Ora finds it difficult living in this environment. Her grown-up son moved to London ten years ago – one of the strategies many more free-thinking Israelis resort to. She looks at his virulent Facebook postings about Nazism in Israel, in essence agreeing with them, though also deeply upset that, while put in an extreme way, this description of her country is horribly true. Yet here in Tel Aviv you would not think so. You could live here in this city of cafes, cultural centres, computer-industry start-ups and the modern good life, turning a blind eye to it all, if you so wished.
Events of the occupation are hardly covered on TV, and many Israelis don’t even know about what’s happening in their name. It’s all covered by that ubiquitous term ‘security measures’, as if necessary and justified thereby, though it is largely propaganda. But she cannot turn a blind eye. I reminded her that, in a less acute way, we Brits live with the same self-delusion: we are a military nation too, though our battles and occupations are further away on foreign shores, well out of sight, and our arms industry is conveniently rationalised as a business providing jobs and profits for the British economy. And my beige Marks and Spender chinos are made by faceless low-paid workers in Bangladesh. We are by degrees the same as Israelis.
In the morning we went to a pleasant outdoor café down by the beach to have a late breakfast and meet two other ladies, both of whom were activists against the occupation. I was interested to discover that one of them, though she has been involved in opposing the occupation for some years, knows very little about Palestinians – she asked me questions about Bethlehem and listened with rapt attention when I talked about Palestine, Jordan and some of the history of the conflict.

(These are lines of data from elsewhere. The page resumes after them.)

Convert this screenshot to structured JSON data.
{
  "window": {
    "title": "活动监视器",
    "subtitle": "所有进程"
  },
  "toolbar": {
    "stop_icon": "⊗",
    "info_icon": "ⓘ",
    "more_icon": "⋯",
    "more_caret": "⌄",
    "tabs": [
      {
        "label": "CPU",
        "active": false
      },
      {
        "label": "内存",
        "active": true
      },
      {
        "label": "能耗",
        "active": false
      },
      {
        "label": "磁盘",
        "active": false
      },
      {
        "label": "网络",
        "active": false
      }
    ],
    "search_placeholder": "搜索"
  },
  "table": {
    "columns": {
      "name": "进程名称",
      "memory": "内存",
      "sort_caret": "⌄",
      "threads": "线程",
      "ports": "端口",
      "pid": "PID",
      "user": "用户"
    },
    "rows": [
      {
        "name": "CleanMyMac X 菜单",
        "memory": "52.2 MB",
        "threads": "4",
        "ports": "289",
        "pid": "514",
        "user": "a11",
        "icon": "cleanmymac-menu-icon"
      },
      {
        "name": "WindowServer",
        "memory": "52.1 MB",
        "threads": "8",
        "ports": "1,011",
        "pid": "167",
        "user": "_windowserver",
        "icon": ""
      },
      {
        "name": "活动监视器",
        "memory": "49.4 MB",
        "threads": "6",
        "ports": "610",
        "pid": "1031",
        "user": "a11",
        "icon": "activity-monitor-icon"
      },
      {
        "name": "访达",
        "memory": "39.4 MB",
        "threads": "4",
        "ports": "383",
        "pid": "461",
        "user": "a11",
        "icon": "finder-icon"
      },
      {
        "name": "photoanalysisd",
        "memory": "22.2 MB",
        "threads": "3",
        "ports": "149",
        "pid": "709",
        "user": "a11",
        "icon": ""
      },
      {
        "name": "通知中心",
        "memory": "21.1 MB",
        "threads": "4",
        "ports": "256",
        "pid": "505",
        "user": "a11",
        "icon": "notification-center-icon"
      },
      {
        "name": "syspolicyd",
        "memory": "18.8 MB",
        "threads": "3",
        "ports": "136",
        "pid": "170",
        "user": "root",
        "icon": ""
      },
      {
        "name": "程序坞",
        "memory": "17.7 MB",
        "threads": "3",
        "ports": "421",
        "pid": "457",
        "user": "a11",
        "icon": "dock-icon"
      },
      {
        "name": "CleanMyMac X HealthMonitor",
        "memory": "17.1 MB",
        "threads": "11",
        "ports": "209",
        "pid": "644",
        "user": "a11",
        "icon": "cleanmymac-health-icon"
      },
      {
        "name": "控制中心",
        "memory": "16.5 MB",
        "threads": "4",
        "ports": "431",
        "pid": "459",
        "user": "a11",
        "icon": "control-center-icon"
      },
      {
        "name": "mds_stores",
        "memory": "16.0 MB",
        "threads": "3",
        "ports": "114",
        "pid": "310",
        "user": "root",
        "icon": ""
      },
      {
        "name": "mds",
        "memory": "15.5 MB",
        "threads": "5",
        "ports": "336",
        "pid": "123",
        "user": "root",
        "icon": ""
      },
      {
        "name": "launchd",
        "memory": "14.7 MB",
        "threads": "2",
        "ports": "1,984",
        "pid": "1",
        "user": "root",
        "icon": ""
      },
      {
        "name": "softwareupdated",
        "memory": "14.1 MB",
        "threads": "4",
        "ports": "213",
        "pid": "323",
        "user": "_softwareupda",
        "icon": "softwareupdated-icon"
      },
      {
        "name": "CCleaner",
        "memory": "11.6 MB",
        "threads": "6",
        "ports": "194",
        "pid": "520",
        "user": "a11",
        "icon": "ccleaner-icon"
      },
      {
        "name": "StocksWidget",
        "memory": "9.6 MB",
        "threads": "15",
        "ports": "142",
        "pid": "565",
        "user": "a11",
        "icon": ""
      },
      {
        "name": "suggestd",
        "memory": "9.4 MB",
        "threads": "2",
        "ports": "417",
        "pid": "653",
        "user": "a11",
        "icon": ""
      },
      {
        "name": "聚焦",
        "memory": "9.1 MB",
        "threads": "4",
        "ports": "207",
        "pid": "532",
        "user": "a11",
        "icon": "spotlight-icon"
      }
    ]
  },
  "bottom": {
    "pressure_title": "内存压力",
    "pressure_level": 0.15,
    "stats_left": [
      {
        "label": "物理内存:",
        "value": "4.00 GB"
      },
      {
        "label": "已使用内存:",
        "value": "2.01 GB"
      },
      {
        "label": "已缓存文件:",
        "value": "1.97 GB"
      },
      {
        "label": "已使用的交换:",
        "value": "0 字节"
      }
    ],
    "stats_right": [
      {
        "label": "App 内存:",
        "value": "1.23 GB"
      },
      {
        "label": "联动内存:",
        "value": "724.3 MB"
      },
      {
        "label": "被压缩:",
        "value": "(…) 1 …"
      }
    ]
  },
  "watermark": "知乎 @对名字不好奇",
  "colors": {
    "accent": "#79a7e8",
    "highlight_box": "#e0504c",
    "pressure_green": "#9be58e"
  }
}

After all, Israelis are the third tranche of foreign occupiers of this land in recent centuries – the first two being the Ottomans and the British. And each occupation has been worse than the previous one.
We wandered around the old port of Tel Aviv – now a harbourside precinct of cafes and service outlets – built by the British in the 1930s when the Arabs of Jaffa stopped permitting Israelis to land there and trade through their ancient port. We’ll visit Jaffa this afternoon – something that interests me because, in my studies of the Crusades and other times of history, Jaffa, with Acre, has been a prominent place. This evening, I shall sit in on Ora’s Arabic conversation class, and then we’re going to a world music concert together with some leftwing anarchist friends of hers.
I find myself a little restless to get back to the fray in Bethlehem though, so I’ll leave tomorrow, go to visit my friend Yitzhaq in Jerusalem and proceed back to Bethlehem. I’m concerned about Hope Flowers and my role in helping them keep going through the crisis that now faces it. I don’t know whether I’m a sucker for punishment or simply dedicated to this work, but hanging out in comfortable Tel Aviv, while interesting, is not what I came to this land for.